Many milestones have been reached by various organisations in Kenya to improve the safety of the healthcare system through standardisation.

Photo credit: Unsplash

In the period between March 12 and March 18, 2023, the world marked the annual Patient Safety Awareness Week (PSAW).

This is an initiative of the Institute for Healthcare Improvement (IHI), which aims at encouraging everyone to learn about healthcare safety. 

The purpose of this article is to highlight significant historical initiatives that have shaped today’s advances towards better healthcare systems.

As a result, one cannot overemphasize this year’s theme and the call to improve healthcare system safety for patients and care teams. Previous initiatives made an important contribution to improving the safety of healthcare systems around the world. The big change occurred at the turn of the century.

This was accomplished through the landmark research work titled To Err is Human, published as a book in 1999 by the former Institute of Medicine (IOM), now the National Academy of Medicine, which provided evidence of the gaps in the US healthcare system. 

One of their findings was that people believed the healthcare industry was safer than the airline industry. However, using data, they revealed that flying was far safer than dealing with the healthcare system.

The number of people dying from adverse events in the healthcare system was compared to a jumbo jet crashing every day for a year. Notably, unlike the healthcare system, the airline industry received immense attention which helped them improve their safety processes.

The ideas for improvement came in the form of a second book, Crossing the Quality Chasm, by the same organisation. 

Leadership buy-in 

They emphasized the importance of improving leadership and direction, recognising that organisational leadership buy-in would be critical in implementing these recommendations. 

There are critical emerging challenges to workplace safety, such as workplace violence and mental health, which must be adequately addressed.

There are many challenges in healthcare systems. Solutions have been suggested, but we in the Global South may be in a worse state because the evidence provided was from US healthcare systems.

The main burden remains to domesticate the findings to our settings, implementing the recommendations made (or, better yet, developing homegrown solutions).

Many milestones have been reached by various organisations in Kenya to improve the safety of the healthcare system through standardisation.

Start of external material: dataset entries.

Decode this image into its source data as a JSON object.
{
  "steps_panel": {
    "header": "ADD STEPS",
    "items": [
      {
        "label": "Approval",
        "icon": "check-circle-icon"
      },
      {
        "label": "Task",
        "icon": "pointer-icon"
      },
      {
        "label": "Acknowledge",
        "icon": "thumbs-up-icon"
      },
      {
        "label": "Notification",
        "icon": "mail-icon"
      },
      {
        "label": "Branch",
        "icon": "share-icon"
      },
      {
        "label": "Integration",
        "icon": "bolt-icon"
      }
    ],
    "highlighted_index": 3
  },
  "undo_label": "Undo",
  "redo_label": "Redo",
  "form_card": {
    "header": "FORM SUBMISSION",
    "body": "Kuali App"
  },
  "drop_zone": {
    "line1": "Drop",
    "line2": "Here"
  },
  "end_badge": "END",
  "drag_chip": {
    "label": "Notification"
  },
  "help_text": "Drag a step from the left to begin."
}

These efforts include the formulation of guidelines and standards, such as the Kenya Quality Model for Health by the Ministry of Health, the WHO Global Patient Safety Action Plan, ISO standards for healthcare, the JCI Standards, and so on. These are great efforts.

Evidence-based safety guidelines are a better way to establish a benchmark for improving the healthcare system’s safety.

Ms Wangui is Quality and Safety Manager, Gertrude’s Children’s Hospital